Brexit: Uncertainty Continues in the United Kingdom

Brexit: Uncertainty Continues in the United Kingdom

Brexit has become a constant source of uncertainty in the United Kingdom. Although three years have now passed since the signing of the Trade and Cooperation Agreement (TCA) between London and Brussels, the effects of the UK’s exit from the European Union are still being felt.

From inflation to the economy to the debate on irregular immigration, Brexit has left a significant mark on the country.

Challenges for Spanish companies

Spanish companies trading with the UK face a constant exercise in prevention and damage reduction. While some companies have managed to adapt, many are forced to deal with bureaucracy and constant changes in regulations.

An example of this is Spanish Ham Master, a company dedicated to the import and sale of acorn-fed Iberian ham. Despite its success, José Sol, owner of the company, has had to hire a manager to deal with the new documentation required as of 2024.

This situation is common for many Spanish companies trading with the UK.

Sanitary and phytosanitary controls

From January 31 next year, sanitary and phytosanitary controls on agricultural and livestock products traveling between the UK and the EU will come into force. These controls have been delayed several times due to fears that they will cause chaos for importers and further increase commodity prices.

Health certificates for medium-risk animal and plant products from the EU will be introduced from that date. However, physical and identity checks, together with the application for the mandatory documents, will not be carried out until April 30 next year.

Finally, on October 31, 2025, all security declarations imposed by the Brexit Trade Agreement will be reclaimed.

Onerous changes

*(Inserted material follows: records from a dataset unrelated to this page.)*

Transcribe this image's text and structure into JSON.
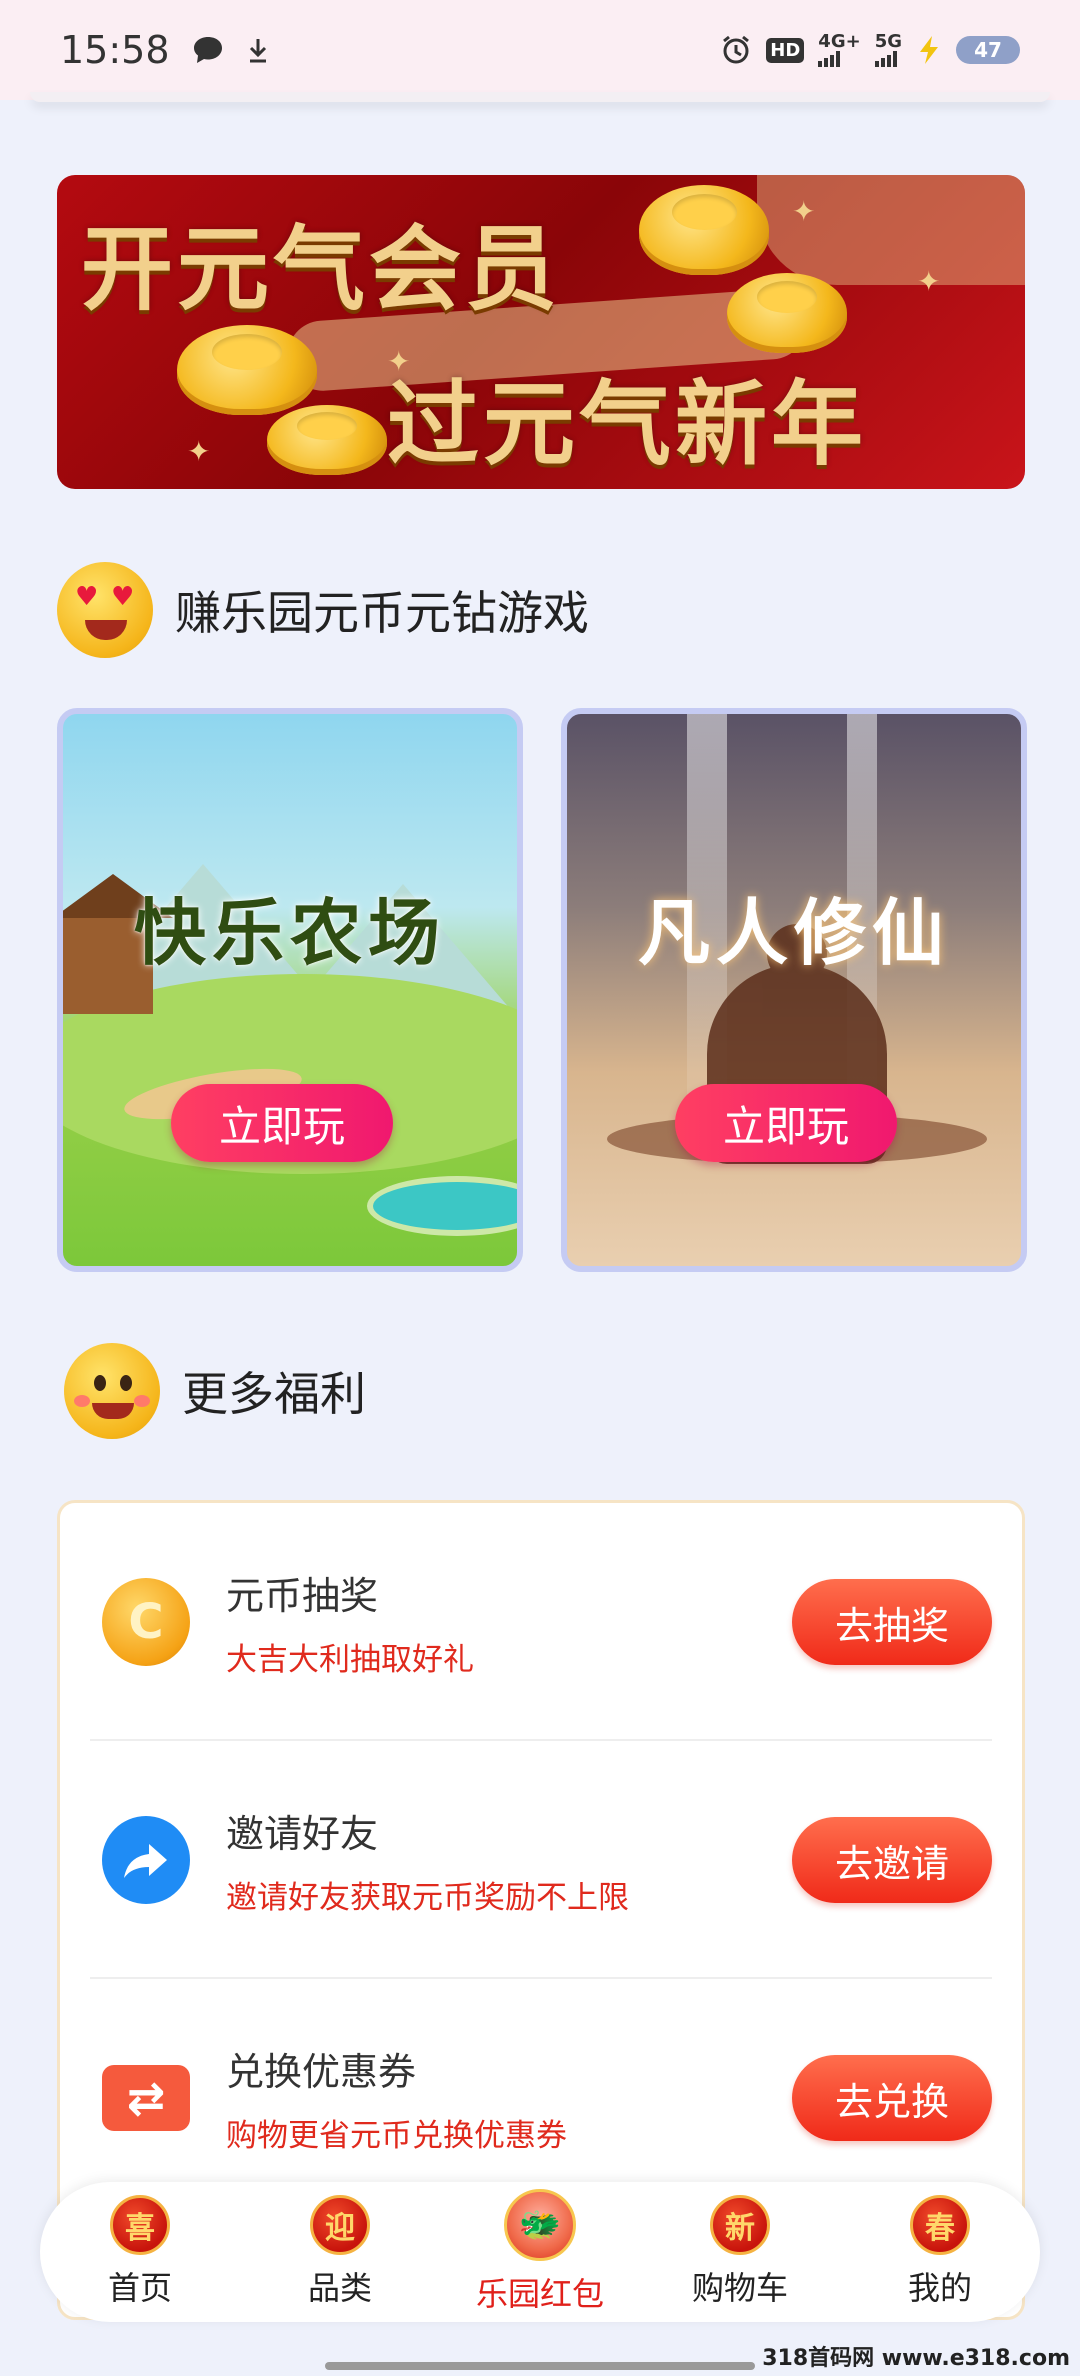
{
  "status_bar": {
    "time": "15:58",
    "hd_label": "HD",
    "net1": "4G+",
    "net2": "5G",
    "battery": "47"
  },
  "banner": {
    "line1": "开元气会员",
    "line2": "过元气新年"
  },
  "games_section": {
    "title": "赚乐园元币元钻游戏",
    "games": [
      {
        "name": "快乐农场",
        "button": "立即玩"
      },
      {
        "name": "凡人修仙",
        "button": "立即玩"
      }
    ]
  },
  "benefits_section": {
    "title": "更多福利",
    "items": [
      {
        "title": "元币抽奖",
        "subtitle": "大吉大利抽取好礼",
        "button": "去抽奖",
        "icon": "coin-icon"
      },
      {
        "title": "邀请好友",
        "subtitle": "邀请好友获取元币奖励不上限",
        "button": "去邀请",
        "icon": "share-icon"
      },
      {
        "title": "兑换优惠券",
        "subtitle": "购物更省元币兑换优惠券",
        "button": "去兑换",
        "icon": "ticket-icon"
      }
    ]
  },
  "bottom_nav": {
    "items": [
      {
        "label": "首页",
        "glyph": "喜"
      },
      {
        "label": "品类",
        "glyph": "迎"
      },
      {
        "label": "乐园红包",
        "glyph": "龙",
        "active": true
      },
      {
        "label": "购物车",
        "glyph": "新"
      },
      {
        "label": "我的",
        "glyph": "春"
      }
    ]
  },
  "watermark": "318首码网 www.e318.com",
  "colors": {
    "accent_red": "#e02a1d",
    "play_button": "#f0186f",
    "background": "#eef1fb"
  }
}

In addition to sanitary and phytosanitary controls, British companies face other changes that entail higher costs. For example, the European Union has begun to implement the Border Carbon Adjustment Mechanism, which requires British exporting companies to report on the greenhouse gas emissions embodied in the production of their products.

From January 2026, new taxes will also be implemented. These changes, coupled with the lack of knowledge about the new EU VAT rules, represent an additional challenge for Spanish and British companies.

The impact of Brexit on trade

A survey conducted by the British Chambers of Commerce reveals that 60% of the companies consulted consider trade with the European Union to be more complicated compared to the previous year. In addition, half of the companies do not agree with the idea that the UK’s exit from the EU would help increase sales.

According to the report by economist Jun Du for Aston Business School cited in the British Chambers of Commerce study, the UK has experienced a significant contraction in its trade capacity since the Brexit trade deal came into effect, with an estimated loss of 20% to 42% of exported varieties in the first fifteen months.

Future prospects

The trade agreement signed between the United Kingdom and the European Union provides for a review of its clauses from 2025. The leader of the Labour opposition, Keir Starmer, has promised a renegotiation with the EU if he becomes a government.

However, the EU institutions have made it clear that they are not keen to reopen the treaty. While the European continent has already turned the page on Brexit, uncertainty persists in the UK.

Conclusions

Brexit continues to be a source of uncertainty in the UK. Spanish companies trading with the country face constant challenges and onerous changes. Sanitary and phytosanitary controls, as well as new taxes and regulations, represent an obstacle to trade between the United Kingdom and the European Union.

Despite this, companies must adapt and find ways to minimize the impact of these changes. The future of Brexit remains uncertain, but companies must remain flexible and look for solutions to maintain a strong trading relationship between the two blocs.